No such luck. The efficient clop of Alma’s square-heeled shoes clumped down the scarred floors of the hallway, a counterpoint to another set of feet. Bet brought her hands down off the wall and automatically tucked a wayward curl of her auburn hair back up under her hat before Alma arrived, poking her birdlike head around the wooden frame of the door. Gray hair teased tall, as if that would give her five-foot frame a couple extra inches.
“Bet?” Alma always said her name as though it might not be Bet Rivers sitting behind the enormous sheriff’s desk. Bet assumed Alma wished to find Earle Rivers there. She wondered how long that would last. If Bet threw the upcoming election and fled back to Southern California, leaving her deputy to pick up the reins, maybe everyone would be better off, no matter what her father wanted.
“Yes, Alma?” “I think you’d better listen to what this young man has to say.” The “young man” in question could be anywhere under the age of sixty in Alma’s book, and as he stood out of sight down the hallway, Bet had little to go on.
“Okay,” Bet said.
“I think it’s important.” Alma waited for Bet to show appropriate attention. “Okay.”
“Seems he found a dead body floating in the lake.”
Excerpt from All We Buried by Elena Taylor.
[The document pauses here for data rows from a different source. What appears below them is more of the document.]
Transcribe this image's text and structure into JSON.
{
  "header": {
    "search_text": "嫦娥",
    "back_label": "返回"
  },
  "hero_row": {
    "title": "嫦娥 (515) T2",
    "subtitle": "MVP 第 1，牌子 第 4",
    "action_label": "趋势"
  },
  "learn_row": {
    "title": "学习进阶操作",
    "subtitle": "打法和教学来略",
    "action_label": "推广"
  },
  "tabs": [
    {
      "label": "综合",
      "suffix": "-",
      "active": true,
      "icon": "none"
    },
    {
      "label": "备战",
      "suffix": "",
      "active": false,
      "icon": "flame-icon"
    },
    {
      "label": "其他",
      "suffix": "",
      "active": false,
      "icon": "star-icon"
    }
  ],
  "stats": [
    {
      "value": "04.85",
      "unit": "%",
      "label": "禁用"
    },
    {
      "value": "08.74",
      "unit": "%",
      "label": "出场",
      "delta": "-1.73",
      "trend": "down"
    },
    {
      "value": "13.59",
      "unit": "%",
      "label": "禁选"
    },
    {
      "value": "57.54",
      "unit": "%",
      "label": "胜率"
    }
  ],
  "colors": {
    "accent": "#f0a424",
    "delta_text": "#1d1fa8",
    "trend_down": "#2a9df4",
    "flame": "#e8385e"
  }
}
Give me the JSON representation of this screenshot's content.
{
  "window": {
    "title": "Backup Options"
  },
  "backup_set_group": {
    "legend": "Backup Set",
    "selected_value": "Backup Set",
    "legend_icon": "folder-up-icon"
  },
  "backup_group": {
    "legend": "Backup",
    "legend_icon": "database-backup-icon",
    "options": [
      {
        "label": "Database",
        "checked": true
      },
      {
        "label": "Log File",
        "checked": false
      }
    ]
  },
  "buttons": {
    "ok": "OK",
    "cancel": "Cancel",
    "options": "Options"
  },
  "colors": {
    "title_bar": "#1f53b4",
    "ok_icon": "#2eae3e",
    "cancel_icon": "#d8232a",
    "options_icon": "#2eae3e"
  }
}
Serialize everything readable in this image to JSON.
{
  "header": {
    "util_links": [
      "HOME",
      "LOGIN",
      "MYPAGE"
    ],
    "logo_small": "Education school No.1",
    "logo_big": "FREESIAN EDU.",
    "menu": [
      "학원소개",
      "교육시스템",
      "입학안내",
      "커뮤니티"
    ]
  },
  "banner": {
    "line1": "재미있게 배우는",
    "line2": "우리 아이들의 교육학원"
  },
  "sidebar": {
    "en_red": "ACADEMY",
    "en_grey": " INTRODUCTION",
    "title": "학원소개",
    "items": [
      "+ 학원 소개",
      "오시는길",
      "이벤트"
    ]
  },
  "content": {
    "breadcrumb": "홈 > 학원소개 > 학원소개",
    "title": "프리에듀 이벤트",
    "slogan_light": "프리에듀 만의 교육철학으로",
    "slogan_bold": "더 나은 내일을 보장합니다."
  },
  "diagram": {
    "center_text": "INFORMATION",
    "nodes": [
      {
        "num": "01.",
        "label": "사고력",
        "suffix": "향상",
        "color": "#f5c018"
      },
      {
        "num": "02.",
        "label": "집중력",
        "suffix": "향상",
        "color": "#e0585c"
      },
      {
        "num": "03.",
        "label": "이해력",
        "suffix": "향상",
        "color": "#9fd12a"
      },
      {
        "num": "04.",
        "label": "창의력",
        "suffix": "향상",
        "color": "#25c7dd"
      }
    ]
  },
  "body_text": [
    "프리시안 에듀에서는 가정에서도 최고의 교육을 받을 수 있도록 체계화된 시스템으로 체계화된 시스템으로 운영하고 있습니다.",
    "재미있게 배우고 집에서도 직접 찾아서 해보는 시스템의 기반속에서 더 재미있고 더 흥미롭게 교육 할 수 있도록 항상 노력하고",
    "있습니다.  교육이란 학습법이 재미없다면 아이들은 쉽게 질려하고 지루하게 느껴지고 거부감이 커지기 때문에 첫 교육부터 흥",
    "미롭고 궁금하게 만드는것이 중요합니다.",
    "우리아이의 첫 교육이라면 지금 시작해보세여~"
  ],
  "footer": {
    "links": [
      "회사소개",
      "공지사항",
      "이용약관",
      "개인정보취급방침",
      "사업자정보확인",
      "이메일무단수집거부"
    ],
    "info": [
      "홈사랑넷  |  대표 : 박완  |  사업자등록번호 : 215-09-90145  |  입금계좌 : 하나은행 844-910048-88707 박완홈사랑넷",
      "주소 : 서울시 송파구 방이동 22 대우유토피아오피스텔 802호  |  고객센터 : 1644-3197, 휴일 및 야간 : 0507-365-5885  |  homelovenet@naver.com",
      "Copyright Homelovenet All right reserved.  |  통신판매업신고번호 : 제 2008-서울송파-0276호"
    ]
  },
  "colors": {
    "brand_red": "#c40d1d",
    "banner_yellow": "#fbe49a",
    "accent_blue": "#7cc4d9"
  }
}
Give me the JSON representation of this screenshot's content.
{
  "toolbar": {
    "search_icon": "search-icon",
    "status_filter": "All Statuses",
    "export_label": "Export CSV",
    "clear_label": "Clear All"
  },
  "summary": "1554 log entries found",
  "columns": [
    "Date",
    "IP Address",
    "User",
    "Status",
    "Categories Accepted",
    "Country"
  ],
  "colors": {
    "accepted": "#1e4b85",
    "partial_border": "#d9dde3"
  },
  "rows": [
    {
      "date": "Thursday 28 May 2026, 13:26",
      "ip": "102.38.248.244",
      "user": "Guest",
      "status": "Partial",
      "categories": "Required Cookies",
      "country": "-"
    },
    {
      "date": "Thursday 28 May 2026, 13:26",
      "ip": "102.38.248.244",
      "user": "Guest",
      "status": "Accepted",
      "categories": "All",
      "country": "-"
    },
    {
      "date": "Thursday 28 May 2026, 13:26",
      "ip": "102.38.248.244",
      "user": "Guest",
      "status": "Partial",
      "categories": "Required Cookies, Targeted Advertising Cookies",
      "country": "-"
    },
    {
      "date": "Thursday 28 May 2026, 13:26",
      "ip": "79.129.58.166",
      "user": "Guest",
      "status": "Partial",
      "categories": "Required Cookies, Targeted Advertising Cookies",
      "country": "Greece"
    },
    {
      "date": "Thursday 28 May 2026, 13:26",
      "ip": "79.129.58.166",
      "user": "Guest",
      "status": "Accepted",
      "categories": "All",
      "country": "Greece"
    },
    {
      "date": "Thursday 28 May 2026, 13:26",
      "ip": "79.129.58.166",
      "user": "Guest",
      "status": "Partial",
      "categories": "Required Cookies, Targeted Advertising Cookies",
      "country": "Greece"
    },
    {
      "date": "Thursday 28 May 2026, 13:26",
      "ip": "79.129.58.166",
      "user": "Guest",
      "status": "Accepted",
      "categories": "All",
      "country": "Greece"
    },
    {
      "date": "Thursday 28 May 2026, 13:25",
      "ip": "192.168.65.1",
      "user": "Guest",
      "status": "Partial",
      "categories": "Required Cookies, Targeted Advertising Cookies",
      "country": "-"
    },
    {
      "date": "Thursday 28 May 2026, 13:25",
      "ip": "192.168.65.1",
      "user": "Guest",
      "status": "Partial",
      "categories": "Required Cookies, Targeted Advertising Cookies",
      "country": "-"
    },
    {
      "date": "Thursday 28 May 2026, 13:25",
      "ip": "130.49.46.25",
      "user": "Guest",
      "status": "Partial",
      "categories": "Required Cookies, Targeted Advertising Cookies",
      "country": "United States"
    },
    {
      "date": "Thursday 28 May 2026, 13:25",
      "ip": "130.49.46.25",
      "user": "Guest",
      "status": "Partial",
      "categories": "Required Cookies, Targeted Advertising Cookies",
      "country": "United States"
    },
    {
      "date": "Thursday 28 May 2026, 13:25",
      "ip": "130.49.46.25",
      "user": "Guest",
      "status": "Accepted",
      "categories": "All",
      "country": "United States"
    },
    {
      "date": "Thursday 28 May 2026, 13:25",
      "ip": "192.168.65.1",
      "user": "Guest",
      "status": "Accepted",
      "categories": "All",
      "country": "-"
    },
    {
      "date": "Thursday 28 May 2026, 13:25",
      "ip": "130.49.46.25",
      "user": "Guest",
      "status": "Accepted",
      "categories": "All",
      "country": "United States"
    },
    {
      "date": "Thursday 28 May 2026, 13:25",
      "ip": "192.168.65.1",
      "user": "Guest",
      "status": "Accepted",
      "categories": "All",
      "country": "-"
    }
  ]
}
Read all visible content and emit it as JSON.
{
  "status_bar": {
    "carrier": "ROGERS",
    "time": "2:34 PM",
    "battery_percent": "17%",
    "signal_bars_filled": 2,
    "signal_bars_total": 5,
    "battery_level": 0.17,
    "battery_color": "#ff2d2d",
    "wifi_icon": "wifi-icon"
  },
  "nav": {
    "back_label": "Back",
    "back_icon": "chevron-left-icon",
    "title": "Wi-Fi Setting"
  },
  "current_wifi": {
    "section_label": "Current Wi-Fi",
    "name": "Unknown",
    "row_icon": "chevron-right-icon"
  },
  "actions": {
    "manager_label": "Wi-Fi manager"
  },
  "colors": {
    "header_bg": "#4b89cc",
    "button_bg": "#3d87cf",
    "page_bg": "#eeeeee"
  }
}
Copyright 2020 by Elena Taylor. Reproduced with permission from Elena Taylor. All rights reserved.
Elena Taylor lives on the banks of the middle fork of the Snoqualmie River in a town made famous by Twin Peaks. When she’s not writing or working one-on-one with writers as a developmental editor, she can be found hanging out with her husband, dog, and two cats. Her favorite place to be (besides home) is the stables down the road, with her two horses Radar and Jasper.